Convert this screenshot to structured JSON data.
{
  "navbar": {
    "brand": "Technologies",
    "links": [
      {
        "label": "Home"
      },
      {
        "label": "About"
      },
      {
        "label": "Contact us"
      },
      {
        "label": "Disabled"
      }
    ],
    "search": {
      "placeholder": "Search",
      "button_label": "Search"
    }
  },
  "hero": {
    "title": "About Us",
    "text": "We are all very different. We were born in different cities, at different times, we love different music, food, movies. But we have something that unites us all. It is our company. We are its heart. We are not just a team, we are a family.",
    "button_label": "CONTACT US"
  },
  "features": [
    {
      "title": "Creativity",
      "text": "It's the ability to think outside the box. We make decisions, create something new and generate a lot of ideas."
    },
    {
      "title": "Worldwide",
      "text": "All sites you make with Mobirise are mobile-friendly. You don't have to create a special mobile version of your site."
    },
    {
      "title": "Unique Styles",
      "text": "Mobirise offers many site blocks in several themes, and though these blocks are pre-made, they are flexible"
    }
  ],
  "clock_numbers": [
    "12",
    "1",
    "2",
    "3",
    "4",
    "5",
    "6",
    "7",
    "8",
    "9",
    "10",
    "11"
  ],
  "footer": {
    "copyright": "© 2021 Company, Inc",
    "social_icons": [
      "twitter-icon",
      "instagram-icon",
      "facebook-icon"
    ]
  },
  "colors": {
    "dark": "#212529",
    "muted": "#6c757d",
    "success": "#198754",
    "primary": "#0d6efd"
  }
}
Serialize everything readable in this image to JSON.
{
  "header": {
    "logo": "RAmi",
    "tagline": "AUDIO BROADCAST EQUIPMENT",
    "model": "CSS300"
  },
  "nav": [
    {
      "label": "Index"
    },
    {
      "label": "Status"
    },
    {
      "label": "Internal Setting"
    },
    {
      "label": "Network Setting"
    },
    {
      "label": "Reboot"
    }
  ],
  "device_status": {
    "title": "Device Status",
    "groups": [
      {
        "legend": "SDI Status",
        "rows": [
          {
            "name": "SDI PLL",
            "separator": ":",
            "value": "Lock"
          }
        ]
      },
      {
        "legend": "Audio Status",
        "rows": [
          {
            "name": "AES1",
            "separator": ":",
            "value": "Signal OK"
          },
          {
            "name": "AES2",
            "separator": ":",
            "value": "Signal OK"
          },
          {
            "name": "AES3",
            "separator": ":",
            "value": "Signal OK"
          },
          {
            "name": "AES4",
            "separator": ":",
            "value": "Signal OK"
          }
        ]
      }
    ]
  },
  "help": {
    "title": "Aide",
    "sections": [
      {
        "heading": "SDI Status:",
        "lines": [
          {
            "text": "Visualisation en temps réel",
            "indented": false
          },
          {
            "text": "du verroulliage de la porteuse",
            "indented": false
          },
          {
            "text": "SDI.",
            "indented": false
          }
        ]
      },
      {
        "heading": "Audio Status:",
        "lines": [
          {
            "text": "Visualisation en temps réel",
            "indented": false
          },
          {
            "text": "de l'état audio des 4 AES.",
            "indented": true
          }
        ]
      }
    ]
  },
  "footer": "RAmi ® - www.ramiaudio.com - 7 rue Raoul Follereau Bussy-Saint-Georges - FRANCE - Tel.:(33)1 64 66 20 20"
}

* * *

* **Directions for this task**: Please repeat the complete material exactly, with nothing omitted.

* **Exercise solution**:
Convert this screenshot to structured JSON data.
{
  "navbar": {
    "brand": "Technologies",
    "links": [
      {
        "label": "Home"
      },
      {
        "label": "About"
      },
      {
        "label": "Contact us"
      },
      {
        "label": "Disabled"
      }
    ],
    "search": {
      "placeholder": "Search",
      "button_label": "Search"
    }
  },
  "hero": {
    "title": "About Us",
    "text": "We are all very different. We were born in different cities, at different times, we love different music, food, movies. But we have something that unites us all. It is our company. We are its heart. We are not just a team, we are a family.",
    "button_label": "CONTACT US"
  },
  "features": [
    {
      "title": "Creativity",
      "text": "It's the ability to think outside the box. We make decisions, create something new and generate a lot of ideas."
    },
    {
      "title": "Worldwide",
      "text": "All sites you make with Mobirise are mobile-friendly. You don't have to create a special mobile version of your site."
    },
    {
      "title": "Unique Styles",
      "text": "Mobirise offers many site blocks in several themes, and though these blocks are pre-made, they are flexible"
    }
  ],
  "clock_numbers": [
    "12",
    "1",
    "2",
    "3",
    "4",
    "5",
    "6",
    "7",
    "8",
    "9",
    "10",
    "11"
  ],
  "footer": {
    "copyright": "© 2021 Company, Inc",
    "social_icons": [
      "twitter-icon",
      "instagram-icon",
      "facebook-icon"
    ]
  },
  "colors": {
    "dark": "#212529",
    "muted": "#6c757d",
    "success": "#198754",
    "primary": "#0d6efd"
  }
}
Serialize everything readable in this image to JSON.
{
  "header": {
    "logo": "RAmi",
    "tagline": "AUDIO BROADCAST EQUIPMENT",
    "model": "CSS300"
  },
  "nav": [
    {
      "label": "Index"
    },
    {
      "label": "Status"
    },
    {
      "label": "Internal Setting"
    },
    {
      "label": "Network Setting"
    },
    {
      "label": "Reboot"
    }
  ],
  "device_status": {
    "title": "Device Status",
    "groups": [
      {
        "legend": "SDI Status",
        "rows": [
          {
            "name": "SDI PLL",
            "separator": ":",
            "value": "Lock"
          }
        ]
      },
      {
        "legend": "Audio Status",
        "rows": [
          {
            "name": "AES1",
            "separator": ":",
            "value": "Signal OK"
          },
          {
            "name": "AES2",
            "separator": ":",
            "value": "Signal OK"
          },
          {
            "name": "AES3",
            "separator": ":",
            "value": "Signal OK"
          },
          {
            "name": "AES4",
            "separator": ":",
            "value": "Signal OK"
          }
        ]
      }
    ]
  },
  "help": {
    "title": "Aide",
    "sections": [
      {
        "heading": "SDI Status:",
        "lines": [
          {
            "text": "Visualisation en temps réel",
            "indented": false
          },
          {
            "text": "du verroulliage de la porteuse",
            "indented": false
          },
          {
            "text": "SDI.",
            "indented": false
          }
        ]
      },
      {
        "heading": "Audio Status:",
        "lines": [
          {
            "text": "Visualisation en temps réel",
            "indented": false
          },
          {
            "text": "de l'état audio des 4 AES.",
            "indented": true
          }
        ]
      }
    ]
  },
  "footer": "RAmi ® - www.ramiaudio.com - 7 rue Raoul Follereau Bussy-Saint-Georges - FRANCE - Tel.:(33)1 64 66 20 20"
}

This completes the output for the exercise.